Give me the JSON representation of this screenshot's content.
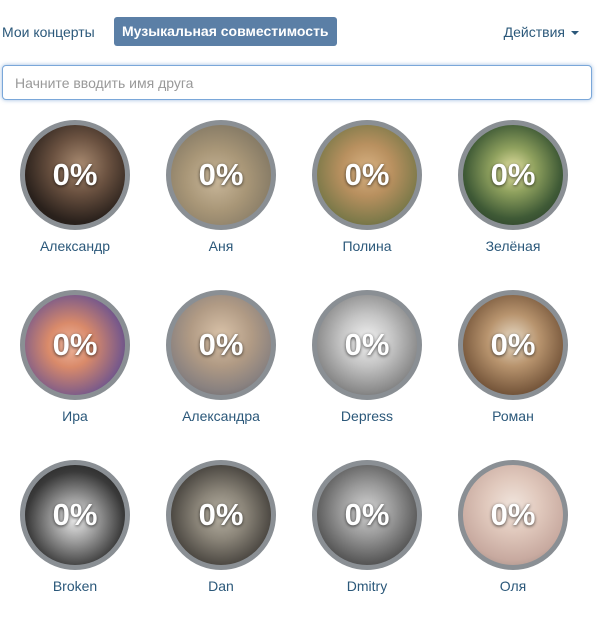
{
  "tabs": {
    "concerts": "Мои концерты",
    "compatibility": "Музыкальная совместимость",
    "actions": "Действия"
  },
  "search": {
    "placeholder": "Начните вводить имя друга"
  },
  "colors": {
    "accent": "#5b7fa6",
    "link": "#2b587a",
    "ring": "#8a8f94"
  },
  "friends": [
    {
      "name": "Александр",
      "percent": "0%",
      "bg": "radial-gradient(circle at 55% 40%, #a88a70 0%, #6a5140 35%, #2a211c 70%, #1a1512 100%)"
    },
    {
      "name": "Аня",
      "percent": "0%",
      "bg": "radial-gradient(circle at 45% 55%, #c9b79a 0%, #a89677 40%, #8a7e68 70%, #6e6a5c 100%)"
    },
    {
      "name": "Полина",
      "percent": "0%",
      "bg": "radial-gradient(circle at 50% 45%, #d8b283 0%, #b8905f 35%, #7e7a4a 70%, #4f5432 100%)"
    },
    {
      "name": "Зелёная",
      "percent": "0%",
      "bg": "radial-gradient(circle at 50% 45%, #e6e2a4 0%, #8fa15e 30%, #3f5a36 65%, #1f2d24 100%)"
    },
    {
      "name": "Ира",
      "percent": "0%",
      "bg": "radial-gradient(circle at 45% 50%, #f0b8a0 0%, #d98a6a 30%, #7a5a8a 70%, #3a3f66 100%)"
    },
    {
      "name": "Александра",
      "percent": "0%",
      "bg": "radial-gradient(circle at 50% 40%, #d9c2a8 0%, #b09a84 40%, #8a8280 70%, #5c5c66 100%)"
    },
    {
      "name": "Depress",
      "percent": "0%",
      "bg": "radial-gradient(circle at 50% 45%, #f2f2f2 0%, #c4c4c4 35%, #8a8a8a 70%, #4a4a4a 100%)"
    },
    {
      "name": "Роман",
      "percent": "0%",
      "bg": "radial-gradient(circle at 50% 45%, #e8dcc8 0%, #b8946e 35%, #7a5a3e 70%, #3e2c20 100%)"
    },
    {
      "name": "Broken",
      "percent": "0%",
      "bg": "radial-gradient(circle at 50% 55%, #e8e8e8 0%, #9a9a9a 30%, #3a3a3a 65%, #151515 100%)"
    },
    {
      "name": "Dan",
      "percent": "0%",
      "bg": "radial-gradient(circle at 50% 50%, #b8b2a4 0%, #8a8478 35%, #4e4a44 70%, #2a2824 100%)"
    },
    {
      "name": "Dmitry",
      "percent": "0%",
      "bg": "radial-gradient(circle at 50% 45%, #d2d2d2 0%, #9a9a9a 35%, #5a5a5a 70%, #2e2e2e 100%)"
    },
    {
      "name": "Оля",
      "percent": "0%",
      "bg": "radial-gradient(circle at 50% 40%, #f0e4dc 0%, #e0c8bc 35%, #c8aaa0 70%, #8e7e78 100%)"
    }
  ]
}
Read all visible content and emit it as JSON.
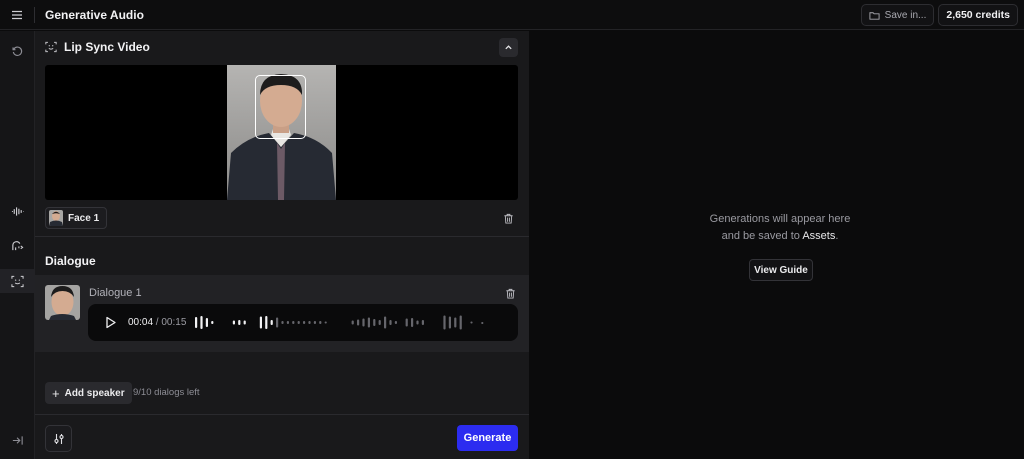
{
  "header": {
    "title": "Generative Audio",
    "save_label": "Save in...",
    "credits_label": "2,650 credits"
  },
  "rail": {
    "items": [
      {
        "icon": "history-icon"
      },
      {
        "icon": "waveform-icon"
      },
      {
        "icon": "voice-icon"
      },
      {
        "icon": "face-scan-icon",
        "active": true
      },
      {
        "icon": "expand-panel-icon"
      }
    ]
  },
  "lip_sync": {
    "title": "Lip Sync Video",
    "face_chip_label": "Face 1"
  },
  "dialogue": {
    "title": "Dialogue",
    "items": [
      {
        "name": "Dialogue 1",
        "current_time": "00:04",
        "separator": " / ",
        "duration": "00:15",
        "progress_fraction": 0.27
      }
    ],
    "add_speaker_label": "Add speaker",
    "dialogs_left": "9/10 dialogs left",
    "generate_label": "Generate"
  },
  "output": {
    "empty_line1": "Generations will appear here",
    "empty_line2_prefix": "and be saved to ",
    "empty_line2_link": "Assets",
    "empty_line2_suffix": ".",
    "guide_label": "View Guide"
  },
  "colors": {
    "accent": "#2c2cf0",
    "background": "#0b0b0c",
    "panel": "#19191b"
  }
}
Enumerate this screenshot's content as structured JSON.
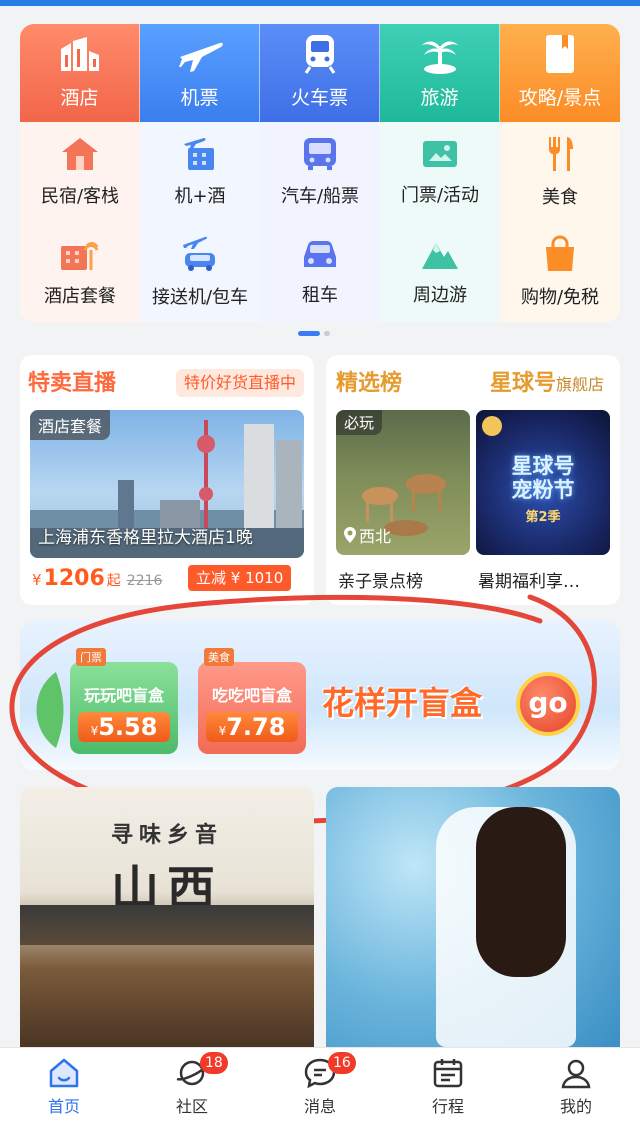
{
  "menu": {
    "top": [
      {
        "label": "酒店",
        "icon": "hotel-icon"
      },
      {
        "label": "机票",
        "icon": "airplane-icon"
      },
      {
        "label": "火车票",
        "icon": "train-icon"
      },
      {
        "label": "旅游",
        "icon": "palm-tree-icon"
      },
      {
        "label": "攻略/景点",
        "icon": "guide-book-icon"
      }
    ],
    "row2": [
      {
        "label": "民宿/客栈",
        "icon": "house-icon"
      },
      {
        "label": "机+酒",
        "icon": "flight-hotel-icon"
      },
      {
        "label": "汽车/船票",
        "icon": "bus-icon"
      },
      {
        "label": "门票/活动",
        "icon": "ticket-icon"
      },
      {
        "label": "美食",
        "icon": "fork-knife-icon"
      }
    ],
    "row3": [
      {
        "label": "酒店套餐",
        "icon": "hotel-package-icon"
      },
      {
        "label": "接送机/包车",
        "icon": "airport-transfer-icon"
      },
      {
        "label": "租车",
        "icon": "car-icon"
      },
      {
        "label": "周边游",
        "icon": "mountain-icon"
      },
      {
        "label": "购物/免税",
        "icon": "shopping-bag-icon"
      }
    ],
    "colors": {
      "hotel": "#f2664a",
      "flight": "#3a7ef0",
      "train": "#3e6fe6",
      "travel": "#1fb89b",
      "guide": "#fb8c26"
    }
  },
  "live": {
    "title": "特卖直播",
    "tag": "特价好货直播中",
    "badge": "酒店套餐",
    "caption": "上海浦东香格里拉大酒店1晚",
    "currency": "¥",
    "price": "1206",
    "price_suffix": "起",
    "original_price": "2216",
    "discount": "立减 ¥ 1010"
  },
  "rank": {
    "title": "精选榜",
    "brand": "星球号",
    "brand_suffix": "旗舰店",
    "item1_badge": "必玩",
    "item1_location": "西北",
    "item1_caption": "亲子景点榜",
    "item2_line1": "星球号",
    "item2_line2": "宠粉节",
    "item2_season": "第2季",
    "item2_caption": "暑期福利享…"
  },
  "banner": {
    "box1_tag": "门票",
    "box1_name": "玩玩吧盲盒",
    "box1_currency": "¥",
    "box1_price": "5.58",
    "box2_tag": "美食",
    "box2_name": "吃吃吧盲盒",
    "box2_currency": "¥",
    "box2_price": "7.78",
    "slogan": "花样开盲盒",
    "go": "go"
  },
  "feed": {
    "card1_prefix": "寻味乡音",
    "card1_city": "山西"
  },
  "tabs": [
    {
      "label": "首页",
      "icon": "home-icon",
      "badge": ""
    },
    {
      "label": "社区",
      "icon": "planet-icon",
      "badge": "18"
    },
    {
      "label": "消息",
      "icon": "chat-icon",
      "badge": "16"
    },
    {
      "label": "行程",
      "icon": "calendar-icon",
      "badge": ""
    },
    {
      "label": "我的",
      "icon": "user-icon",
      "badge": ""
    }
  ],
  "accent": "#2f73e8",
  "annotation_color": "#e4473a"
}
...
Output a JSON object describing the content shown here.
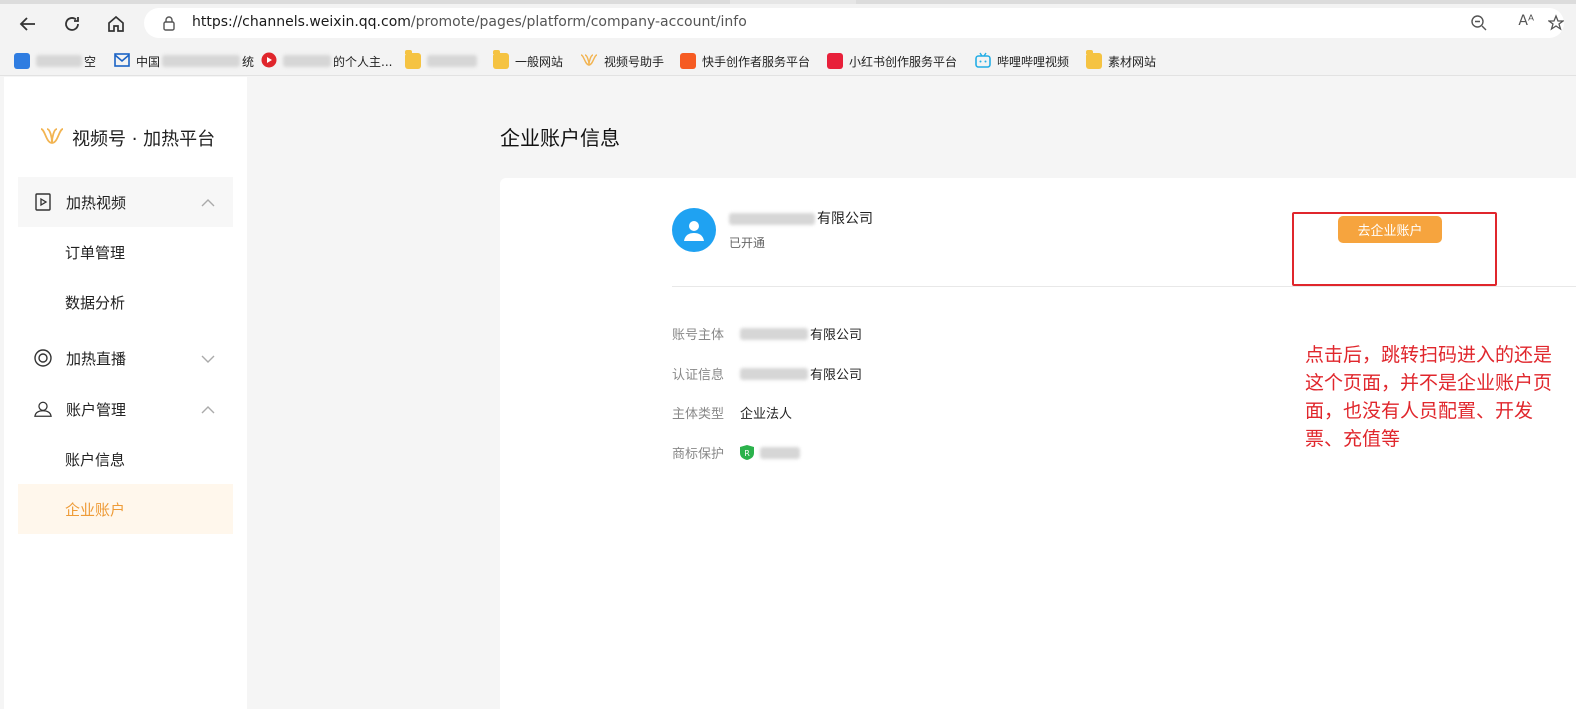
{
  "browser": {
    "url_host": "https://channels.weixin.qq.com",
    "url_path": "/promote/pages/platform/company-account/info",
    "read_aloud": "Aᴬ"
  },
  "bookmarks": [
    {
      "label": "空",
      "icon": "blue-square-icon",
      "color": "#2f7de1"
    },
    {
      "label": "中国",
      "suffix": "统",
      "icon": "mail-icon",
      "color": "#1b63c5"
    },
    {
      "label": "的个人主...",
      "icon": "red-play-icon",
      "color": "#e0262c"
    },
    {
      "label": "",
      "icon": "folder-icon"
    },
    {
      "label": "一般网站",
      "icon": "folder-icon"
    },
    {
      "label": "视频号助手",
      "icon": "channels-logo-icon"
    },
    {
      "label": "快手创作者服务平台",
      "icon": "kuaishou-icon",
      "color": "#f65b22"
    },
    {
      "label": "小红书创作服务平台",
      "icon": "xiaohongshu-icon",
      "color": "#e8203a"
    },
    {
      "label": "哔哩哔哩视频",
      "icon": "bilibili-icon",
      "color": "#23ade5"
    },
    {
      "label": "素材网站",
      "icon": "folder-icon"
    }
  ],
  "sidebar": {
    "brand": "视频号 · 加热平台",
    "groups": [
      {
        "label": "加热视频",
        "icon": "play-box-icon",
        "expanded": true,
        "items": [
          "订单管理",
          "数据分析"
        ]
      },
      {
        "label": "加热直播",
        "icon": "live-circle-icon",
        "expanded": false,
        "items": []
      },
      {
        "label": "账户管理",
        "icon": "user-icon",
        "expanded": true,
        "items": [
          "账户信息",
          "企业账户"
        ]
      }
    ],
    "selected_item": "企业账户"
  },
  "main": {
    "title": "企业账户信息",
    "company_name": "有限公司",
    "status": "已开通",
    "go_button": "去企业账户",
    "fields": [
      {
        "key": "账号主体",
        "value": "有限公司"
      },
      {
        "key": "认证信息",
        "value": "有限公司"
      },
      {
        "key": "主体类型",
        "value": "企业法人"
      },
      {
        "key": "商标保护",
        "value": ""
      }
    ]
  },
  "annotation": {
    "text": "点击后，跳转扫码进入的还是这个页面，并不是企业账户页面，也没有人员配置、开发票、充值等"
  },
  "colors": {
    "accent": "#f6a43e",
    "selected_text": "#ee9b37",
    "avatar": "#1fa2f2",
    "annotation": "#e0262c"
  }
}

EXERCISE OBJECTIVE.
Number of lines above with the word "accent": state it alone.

OUTPUT OF THE EXERCISE.
4